Third-quarter growth reviews across much of Europe are published on Tuesday this week, but much of the focus for UK-based investors will be on the continuing conundrum of Britain's inflation/wage growth gap.
Elsewhere during the week there's plenty of industrial data - both survey-based and hard data. Meanwhile, consumer data is also widespread, with retail sales numbers in the UK, US and China.
Given the Bank of England's recent interest rate move, however, the spotlight will fall on the UK data and its impact on sterling.
UK consumer price inflation (CPI)
Headline CPI rose to 3% in September, from 2.9% in August and is broadly expected to have risen to 3.1% in October - a level that will demand Bank of England governor Mark Carney write a letter of explanation to the chancellor of the exchequer.
In such a letter he will no doubt mention the lingering impact of weak sterling and global demand-driven price rises for raw materials and energy. He'll add that Bank forecasts project that this is where CPI is expected to peak and that inflation will begin its descent back towards the 2% target rate over the course of 2018.
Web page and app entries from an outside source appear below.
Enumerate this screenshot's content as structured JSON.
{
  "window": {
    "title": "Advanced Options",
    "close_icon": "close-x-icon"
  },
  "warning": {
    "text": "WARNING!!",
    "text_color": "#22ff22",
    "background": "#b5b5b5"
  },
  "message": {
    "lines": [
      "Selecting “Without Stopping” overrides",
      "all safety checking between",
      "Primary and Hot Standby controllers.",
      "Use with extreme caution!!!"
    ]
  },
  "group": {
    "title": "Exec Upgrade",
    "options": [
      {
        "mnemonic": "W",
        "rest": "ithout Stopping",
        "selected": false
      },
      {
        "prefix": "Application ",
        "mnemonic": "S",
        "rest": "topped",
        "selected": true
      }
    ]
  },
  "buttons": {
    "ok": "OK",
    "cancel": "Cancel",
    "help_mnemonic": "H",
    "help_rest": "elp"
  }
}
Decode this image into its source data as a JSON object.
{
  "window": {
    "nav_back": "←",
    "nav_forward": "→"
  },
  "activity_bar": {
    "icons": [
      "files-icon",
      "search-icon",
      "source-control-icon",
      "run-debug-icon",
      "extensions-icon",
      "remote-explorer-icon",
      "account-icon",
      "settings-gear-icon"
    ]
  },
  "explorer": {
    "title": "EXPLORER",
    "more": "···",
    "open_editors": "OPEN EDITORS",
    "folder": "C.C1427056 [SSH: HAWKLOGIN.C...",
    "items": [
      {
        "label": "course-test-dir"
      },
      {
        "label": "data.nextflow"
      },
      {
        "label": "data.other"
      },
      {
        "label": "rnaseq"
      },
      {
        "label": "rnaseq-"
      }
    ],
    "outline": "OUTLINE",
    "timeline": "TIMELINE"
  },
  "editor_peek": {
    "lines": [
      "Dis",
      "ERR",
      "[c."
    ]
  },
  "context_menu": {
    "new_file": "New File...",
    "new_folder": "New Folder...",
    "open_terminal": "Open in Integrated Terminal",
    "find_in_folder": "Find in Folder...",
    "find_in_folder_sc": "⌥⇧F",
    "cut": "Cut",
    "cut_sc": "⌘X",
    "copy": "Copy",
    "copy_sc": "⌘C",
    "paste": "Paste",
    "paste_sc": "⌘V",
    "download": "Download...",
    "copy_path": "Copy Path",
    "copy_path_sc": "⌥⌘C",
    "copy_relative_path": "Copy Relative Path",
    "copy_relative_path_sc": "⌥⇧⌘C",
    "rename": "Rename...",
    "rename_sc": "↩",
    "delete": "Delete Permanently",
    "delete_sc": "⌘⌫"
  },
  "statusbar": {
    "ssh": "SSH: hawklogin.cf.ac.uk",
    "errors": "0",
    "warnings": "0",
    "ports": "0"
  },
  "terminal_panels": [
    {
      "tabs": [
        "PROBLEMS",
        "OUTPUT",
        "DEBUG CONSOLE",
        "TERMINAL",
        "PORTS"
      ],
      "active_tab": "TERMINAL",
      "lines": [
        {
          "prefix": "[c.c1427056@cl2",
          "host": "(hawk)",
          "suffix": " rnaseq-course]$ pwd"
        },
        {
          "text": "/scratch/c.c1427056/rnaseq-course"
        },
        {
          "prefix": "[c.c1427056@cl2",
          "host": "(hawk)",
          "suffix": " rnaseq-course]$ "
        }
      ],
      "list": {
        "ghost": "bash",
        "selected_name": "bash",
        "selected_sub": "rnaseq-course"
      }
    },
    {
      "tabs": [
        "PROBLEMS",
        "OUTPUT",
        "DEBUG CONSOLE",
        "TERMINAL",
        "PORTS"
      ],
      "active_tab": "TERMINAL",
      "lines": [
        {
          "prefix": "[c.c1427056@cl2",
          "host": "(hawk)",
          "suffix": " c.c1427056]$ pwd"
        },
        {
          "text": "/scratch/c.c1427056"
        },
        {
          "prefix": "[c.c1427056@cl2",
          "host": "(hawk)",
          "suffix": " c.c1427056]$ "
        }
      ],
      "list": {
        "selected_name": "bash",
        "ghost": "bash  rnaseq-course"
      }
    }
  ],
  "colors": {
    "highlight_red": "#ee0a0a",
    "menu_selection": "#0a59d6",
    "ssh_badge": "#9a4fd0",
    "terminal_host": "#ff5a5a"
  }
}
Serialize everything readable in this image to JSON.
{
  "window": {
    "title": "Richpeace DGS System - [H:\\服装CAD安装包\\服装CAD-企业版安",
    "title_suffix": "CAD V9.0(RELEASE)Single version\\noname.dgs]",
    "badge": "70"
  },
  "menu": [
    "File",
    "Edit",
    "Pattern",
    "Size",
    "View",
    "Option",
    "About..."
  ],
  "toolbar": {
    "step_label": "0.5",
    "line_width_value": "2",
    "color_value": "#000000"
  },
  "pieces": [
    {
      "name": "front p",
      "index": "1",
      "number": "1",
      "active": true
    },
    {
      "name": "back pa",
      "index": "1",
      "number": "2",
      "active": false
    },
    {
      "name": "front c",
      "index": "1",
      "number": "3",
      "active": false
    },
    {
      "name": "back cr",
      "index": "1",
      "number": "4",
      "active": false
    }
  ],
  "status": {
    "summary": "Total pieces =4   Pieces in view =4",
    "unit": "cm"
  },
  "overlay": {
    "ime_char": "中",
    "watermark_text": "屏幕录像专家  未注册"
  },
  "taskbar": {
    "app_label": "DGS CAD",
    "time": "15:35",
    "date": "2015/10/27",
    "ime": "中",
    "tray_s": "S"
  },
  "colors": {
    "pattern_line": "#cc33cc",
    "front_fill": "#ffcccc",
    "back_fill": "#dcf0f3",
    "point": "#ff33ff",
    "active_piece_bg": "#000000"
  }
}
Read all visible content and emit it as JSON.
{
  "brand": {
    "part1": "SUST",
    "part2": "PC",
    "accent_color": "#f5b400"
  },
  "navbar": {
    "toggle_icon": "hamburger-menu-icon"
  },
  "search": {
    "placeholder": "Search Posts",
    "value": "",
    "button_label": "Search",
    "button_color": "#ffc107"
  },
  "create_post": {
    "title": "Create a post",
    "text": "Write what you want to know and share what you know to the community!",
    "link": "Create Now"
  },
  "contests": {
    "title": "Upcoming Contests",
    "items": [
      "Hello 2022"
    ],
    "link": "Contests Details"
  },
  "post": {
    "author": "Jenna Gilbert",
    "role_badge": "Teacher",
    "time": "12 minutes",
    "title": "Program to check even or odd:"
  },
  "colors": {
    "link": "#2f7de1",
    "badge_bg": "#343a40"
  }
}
Given the withdrawal of recent hawkish rhetoric, however, it's unlikely Carney will be recommending further near-term interest rate increases following the quarter point hike to 0.5% made earlier in November.
"Inflation is set to hit a peak, before tailing off over coming months, and signs of underlying price pressures – chiefly wage growth - are still relatively benign," says James Smith at ING.
The CPI data is published on Tuesday.
UK annual average wage growth
Here's where markets discover the second piece to the conundrum described above. Indeed, over the past months wage growth has remained relatively benign compared with inflation.
At 2.2% in August, the data for September is expected to deliver little change: some analysts see a percentage point rise to 2.3%; some see a similar-sized dip to 2.1%. On average, the same reading as August is expected when the data is published on Wednesday.
If so, this widens the gap between wage growth and inflation, adding to the already considerable pressure on UK households.
UK retail sales
It's important here to look closely at retail sales. If there's a third piece to the Bank's conundrum - this is it.
The squeeze on consumers created by the inflation/wage growth gap is beginning to have a noticeable impact on spending habits.
While food purchases continue to drive retail sales - according to recent data from the British Retail Consortium (BRC) - appetite for discretionary items faded at the fastest rate yet seen by the BRC. Meanwhile, several retailers, including M&S, Sainsbury's and Halfords last week reported falling profits.